Though Forest Home Baptist Church in Butler Baptist Association celebrated its 150th anniversary Aug. 10, many church members used the 150 days beforehand to pray fervently for its future.
Among the specifics for which people began to pray March 13 were the church and its ministry, its witness in the community, personal growth for church members and wisdom for state and national elected leaders. Each family was asked to commit to pray 25 minutes daily for six days. That commitment equaled 150 minutes.
“It was a way of creating enthusiasm among our people about the anniversary,” said Fred Thompson, who serves as Forest Home Baptist’s treasurer and a deacon.
And it seems to have worked. While Thompson said, “on a good day, we’ll have 25 in Sunday School and 40 in worship service,” more than 150 attended the anniversary service, which featured a sermon by Rick Lance, executive director of the Alabama Baptist State Board of Missions. Relating his comments to the Olympics, which had begun two days earlier, Lance challenged the church to do its utmost to excel.
The service, which was followed by a covered-dish luncheon, also included greetings by Jim Griffin, Butler Association director of missions (DOM), and the presentation of a plaque by Don Donald, a commissioner with the Alabama Baptist Historical Commission.
Forest Home Baptist’s six living former pastors were recognized: Dewey Mayfield (1957–1959), Warner Floyd (1960–1962), Randall Herring (1967–1968), Gene Aldridge (1968–1972), John Long (1972–1973) and Jim Oliver (2003–2007). Only Oliver and Mayfield were able to attend.

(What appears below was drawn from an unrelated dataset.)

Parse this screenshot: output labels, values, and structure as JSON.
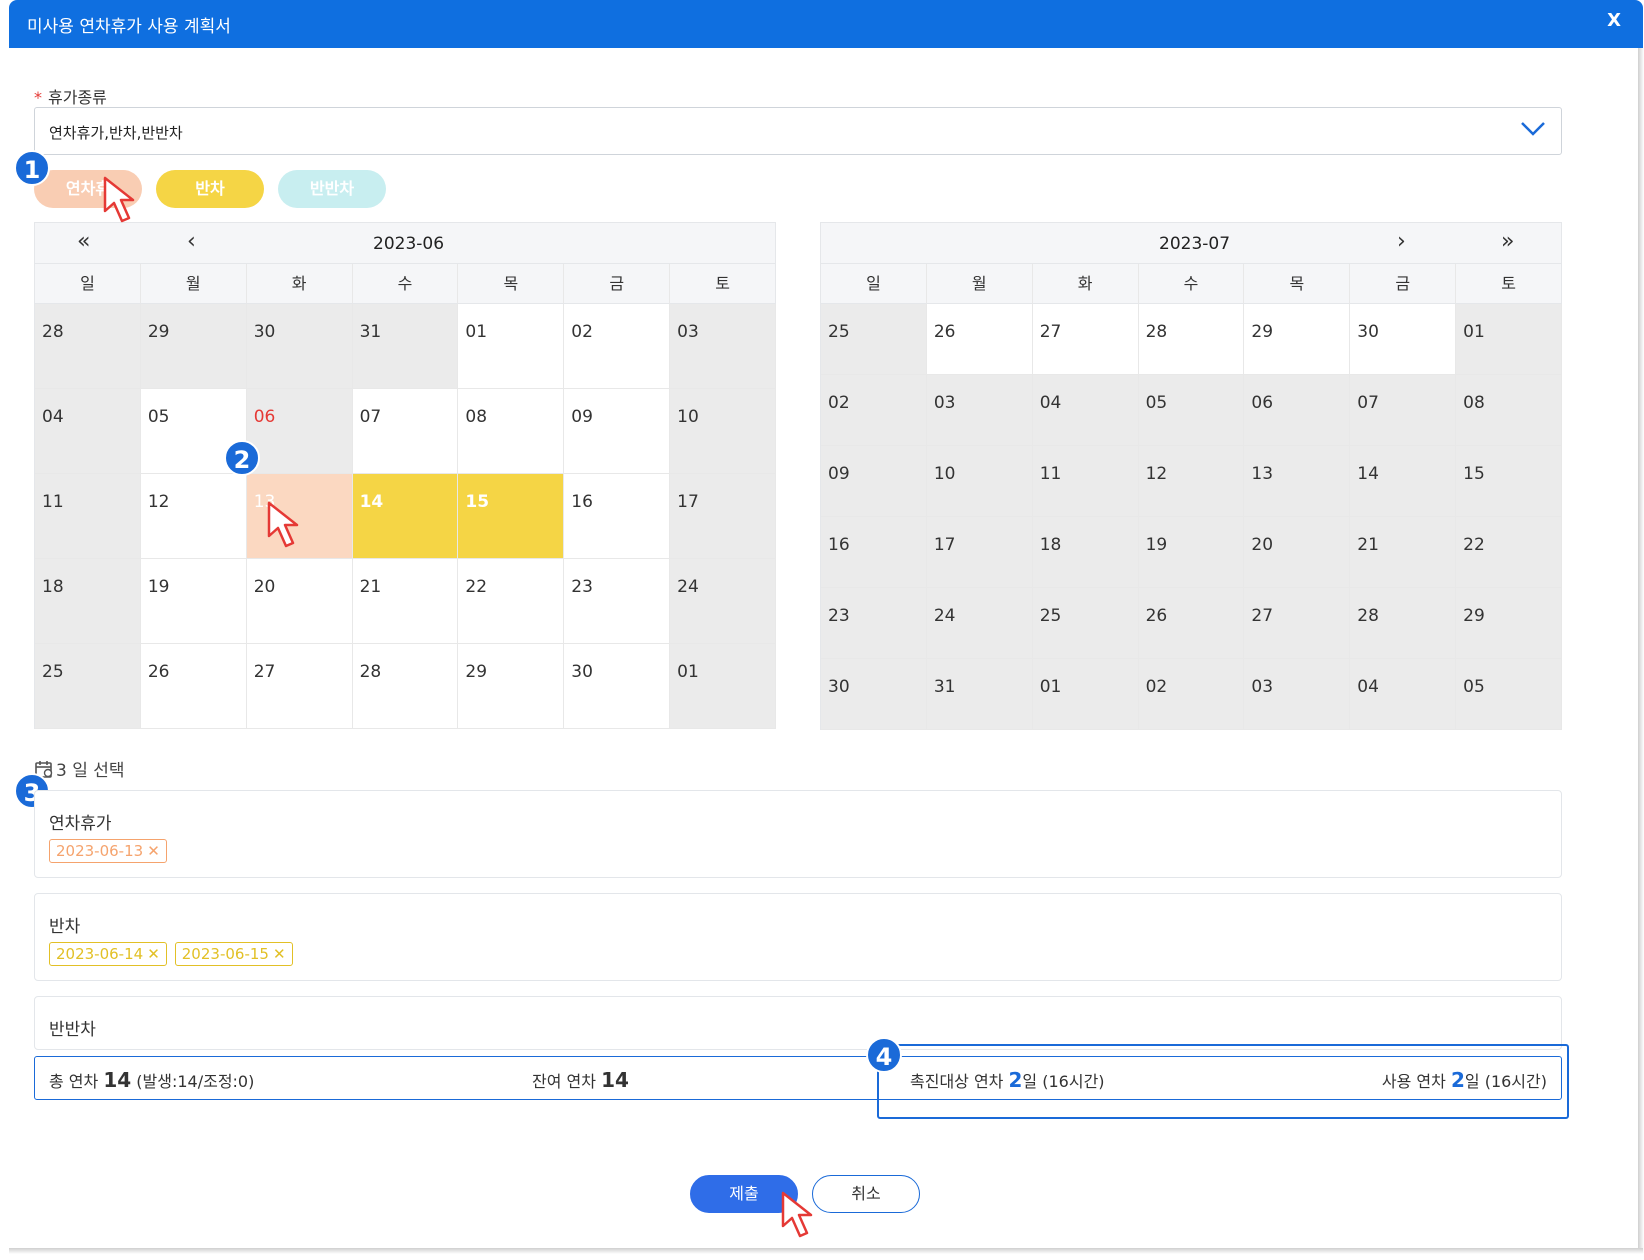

The church was founded in 1858 as Ebenezer Baptist Church and was part of Pine Barren Baptist Association. When Butler Association formed in 1903, the church joined it.
Magnolia Edwards, secretary with Butler Association, said she is unsure of why the church’s name was changed to Forest Home Baptist but indicated there was already an Ebenezer Baptist in the association.

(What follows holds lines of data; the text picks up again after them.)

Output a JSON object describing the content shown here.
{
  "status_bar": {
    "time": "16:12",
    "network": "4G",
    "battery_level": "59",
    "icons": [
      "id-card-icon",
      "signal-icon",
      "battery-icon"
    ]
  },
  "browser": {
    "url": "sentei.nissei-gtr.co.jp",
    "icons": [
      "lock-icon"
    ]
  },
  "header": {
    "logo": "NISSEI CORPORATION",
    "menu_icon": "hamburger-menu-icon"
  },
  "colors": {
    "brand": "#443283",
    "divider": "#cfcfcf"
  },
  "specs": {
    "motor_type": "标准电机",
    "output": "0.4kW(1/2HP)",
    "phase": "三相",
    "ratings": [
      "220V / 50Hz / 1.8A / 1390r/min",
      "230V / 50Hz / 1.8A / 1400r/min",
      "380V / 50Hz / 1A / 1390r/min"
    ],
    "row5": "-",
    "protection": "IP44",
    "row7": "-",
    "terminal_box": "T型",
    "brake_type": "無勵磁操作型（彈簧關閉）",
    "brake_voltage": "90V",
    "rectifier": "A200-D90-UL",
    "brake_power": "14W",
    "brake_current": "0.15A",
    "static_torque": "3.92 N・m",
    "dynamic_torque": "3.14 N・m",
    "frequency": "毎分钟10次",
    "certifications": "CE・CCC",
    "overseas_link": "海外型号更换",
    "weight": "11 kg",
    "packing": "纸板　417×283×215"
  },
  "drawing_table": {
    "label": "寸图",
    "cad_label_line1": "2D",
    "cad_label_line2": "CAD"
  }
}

In 1999, there was talk of disbanding Forest Home Baptist, but the commitment of its members has kept the church alive, according to Griffin. For instance, Forest Home Baptist has been without a pastor since Oliver retired, so Tim Skipper, a member of First Baptist Church, Greenville, preaches on Sunday mornings and different church members lead Bible studies on Sunday and Wednesday nights.
“The community has been through something of a decline in the sense of losing population,” said Griffin, who stepped down as DOM at the end of August to accept the pastorate of Bower Memorial Baptist Church, Evergreen.
“But the folks who are living in the community have worked to keep the church going, and they’ve had some very committed lay people in the church, and they’ve maintained their commitment to associational missions.
“I think that’s a big part of why they’re still there, still serving and still effective,” he added.